COVID-19 cases in the United States average around 90,000 new infections per day – a number that is certainly underestimated due to the use of home testing. With so many infections and reinfections, the number of people suffering from long COVID shows no signs of abating, and experts say the resources to manage the tens of millions of Americans with long COVID are insufficient.

“These impacts are likely to worsen over time unless the United States takes the necessary policy action,” the report said.

The report identifies five government interventions to “mitigate both the economic costs and the financial impact on households of the long COVID:” better prevention and treatment options, expanding paid sick leave, improving on-site amenities work, broader access to disability insurance, and improved data collection on the long economic COVID. effects.

Long COVID is a “wide range of new, recurrent, or persistent health conditions that people may experience four weeks or more after they were first infected with the virus that causes COVID-19,” according to the Centers for Disease Control. and Prevention.

Estimates of the prevalence of long COVID vary, but the high numbers indicate the condition will continue to challenge public health policy and the economy.

Federal government estimates have revealed that nearly 1 in 5 adults who have had COVID-19 in the past still have at least one symptom of long COVID – fatigue, shortness of breath, brain fog, chest pain and headaches among others – in mid-June. The number jumps to more than 1 in 3 when considering adults who experienced the disease at any time during the pandemic after COVID-19 infection.

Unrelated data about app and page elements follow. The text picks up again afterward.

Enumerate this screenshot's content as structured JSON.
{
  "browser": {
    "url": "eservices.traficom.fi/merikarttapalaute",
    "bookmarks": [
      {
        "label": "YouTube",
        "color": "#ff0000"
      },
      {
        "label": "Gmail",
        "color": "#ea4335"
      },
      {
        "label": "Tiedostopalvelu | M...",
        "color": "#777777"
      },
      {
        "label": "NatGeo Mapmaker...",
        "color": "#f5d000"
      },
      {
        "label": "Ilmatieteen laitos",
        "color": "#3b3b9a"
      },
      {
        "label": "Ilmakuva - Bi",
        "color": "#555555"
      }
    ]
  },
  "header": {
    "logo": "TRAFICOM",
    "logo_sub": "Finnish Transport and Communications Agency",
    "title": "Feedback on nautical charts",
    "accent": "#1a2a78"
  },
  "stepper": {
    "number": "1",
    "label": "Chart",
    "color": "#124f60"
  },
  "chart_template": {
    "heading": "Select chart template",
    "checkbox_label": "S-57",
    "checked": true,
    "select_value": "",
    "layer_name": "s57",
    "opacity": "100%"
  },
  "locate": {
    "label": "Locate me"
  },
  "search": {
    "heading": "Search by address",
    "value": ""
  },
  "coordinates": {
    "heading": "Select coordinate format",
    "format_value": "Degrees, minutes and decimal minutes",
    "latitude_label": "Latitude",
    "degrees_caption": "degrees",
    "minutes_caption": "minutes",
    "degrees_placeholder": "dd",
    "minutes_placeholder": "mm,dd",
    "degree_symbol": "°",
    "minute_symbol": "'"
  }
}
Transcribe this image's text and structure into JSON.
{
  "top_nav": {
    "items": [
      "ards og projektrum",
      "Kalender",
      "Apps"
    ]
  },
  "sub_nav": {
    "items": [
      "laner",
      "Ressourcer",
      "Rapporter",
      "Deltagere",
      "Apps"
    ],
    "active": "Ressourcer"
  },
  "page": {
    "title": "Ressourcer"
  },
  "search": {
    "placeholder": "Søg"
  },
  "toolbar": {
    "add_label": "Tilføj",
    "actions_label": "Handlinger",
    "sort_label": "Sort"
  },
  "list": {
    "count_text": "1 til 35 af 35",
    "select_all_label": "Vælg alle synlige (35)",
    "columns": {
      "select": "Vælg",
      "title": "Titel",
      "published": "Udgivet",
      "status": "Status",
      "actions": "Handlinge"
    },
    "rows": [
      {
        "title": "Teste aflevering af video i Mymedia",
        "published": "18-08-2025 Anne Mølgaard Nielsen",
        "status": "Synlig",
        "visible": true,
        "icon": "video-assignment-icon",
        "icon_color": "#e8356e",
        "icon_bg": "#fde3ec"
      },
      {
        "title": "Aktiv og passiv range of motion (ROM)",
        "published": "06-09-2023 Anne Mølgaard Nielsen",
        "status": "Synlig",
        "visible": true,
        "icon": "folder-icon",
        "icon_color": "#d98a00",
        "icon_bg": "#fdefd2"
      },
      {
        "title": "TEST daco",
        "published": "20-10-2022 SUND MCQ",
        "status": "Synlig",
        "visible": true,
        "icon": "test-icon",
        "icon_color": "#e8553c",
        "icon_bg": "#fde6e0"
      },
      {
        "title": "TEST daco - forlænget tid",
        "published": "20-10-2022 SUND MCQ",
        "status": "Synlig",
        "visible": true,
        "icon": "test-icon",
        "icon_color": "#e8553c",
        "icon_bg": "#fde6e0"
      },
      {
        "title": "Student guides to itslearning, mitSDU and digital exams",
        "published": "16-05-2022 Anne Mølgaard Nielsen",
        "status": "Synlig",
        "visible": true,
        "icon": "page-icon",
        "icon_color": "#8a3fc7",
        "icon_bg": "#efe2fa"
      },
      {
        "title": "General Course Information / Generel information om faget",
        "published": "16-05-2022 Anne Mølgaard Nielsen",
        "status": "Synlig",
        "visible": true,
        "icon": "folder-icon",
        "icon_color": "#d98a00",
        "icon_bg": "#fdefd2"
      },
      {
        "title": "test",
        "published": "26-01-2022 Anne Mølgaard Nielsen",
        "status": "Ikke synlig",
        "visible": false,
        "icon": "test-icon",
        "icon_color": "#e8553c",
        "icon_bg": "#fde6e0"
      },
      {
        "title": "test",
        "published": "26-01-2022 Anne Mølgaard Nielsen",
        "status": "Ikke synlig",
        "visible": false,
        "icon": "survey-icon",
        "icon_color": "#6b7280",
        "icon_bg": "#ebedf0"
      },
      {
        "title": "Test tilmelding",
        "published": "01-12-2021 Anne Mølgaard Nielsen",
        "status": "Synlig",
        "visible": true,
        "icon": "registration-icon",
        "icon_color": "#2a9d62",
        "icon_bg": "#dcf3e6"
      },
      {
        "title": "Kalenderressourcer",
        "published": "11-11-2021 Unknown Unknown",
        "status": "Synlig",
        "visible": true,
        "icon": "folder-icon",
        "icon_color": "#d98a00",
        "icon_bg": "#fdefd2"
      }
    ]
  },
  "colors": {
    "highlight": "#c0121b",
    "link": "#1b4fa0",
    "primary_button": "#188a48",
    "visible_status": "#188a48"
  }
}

A separate study recently found that approximately 1 in 8 adults who are infected with the coronavirus will develop symptoms of long-lasting COVID-19, although it did not include some symptoms – like brain fog – that have since been associated with a long COVID.